YOUR TASK:
Would you repeat every line of the material exactly?

DATA EXCERPTS:
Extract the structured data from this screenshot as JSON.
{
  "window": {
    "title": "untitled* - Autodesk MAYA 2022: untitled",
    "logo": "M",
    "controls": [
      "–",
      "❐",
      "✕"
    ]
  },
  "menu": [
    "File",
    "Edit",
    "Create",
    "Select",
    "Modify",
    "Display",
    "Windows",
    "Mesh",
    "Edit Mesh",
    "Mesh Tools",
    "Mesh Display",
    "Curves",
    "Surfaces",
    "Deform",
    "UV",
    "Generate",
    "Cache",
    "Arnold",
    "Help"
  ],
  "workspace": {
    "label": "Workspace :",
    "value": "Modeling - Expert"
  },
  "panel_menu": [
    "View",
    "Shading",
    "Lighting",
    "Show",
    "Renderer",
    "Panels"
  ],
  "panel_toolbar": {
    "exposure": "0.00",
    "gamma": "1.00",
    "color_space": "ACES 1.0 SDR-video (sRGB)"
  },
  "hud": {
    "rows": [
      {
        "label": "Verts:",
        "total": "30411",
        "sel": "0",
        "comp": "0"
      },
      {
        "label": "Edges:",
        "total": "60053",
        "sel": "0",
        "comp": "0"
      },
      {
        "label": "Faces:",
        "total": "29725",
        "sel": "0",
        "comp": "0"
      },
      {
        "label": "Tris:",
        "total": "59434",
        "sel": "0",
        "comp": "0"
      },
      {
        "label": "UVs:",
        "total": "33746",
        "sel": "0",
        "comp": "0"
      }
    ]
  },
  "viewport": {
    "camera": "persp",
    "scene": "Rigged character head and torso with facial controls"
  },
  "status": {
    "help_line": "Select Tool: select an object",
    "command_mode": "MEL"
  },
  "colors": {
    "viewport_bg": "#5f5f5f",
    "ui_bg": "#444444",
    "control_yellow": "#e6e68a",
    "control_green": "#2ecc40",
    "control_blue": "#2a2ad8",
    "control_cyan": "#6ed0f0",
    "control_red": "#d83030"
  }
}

TASK RESPONSE:
Extract the structured data from this screenshot as JSON.
{
  "window": {
    "title": "untitled* - Autodesk MAYA 2022: untitled",
    "logo": "M",
    "controls": [
      "–",
      "❐",
      "✕"
    ]
  },
  "menu": [
    "File",
    "Edit",
    "Create",
    "Select",
    "Modify",
    "Display",
    "Windows",
    "Mesh",
    "Edit Mesh",
    "Mesh Tools",
    "Mesh Display",
    "Curves",
    "Surfaces",
    "Deform",
    "UV",
    "Generate",
    "Cache",
    "Arnold",
    "Help"
  ],
  "workspace": {
    "label": "Workspace :",
    "value": "Modeling - Expert"
  },
  "panel_menu": [
    "View",
    "Shading",
    "Lighting",
    "Show",
    "Renderer",
    "Panels"
  ],
  "panel_toolbar": {
    "exposure": "0.00",
    "gamma": "1.00",
    "color_space": "ACES 1.0 SDR-video (sRGB)"
  },
  "hud": {
    "rows": [
      {
        "label": "Verts:",
        "total": "30411",
        "sel": "0",
        "comp": "0"
      },
      {
        "label": "Edges:",
        "total": "60053",
        "sel": "0",
        "comp": "0"
      },
      {
        "label": "Faces:",
        "total": "29725",
        "sel": "0",
        "comp": "0"
      },
      {
        "label": "Tris:",
        "total": "59434",
        "sel": "0",
        "comp": "0"
      },
      {
        "label": "UVs:",
        "total": "33746",
        "sel": "0",
        "comp": "0"
      }
    ]
  },
  "viewport": {
    "camera": "persp",
    "scene": "Rigged character head and torso with facial controls"
  },
  "status": {
    "help_line": "Select Tool: select an object",
    "command_mode": "MEL"
  },
  "colors": {
    "viewport_bg": "#5f5f5f",
    "ui_bg": "#444444",
    "control_yellow": "#e6e68a",
    "control_green": "#2ecc40",
    "control_blue": "#2a2ad8",
    "control_cyan": "#6ed0f0",
    "control_red": "#d83030"
  }
}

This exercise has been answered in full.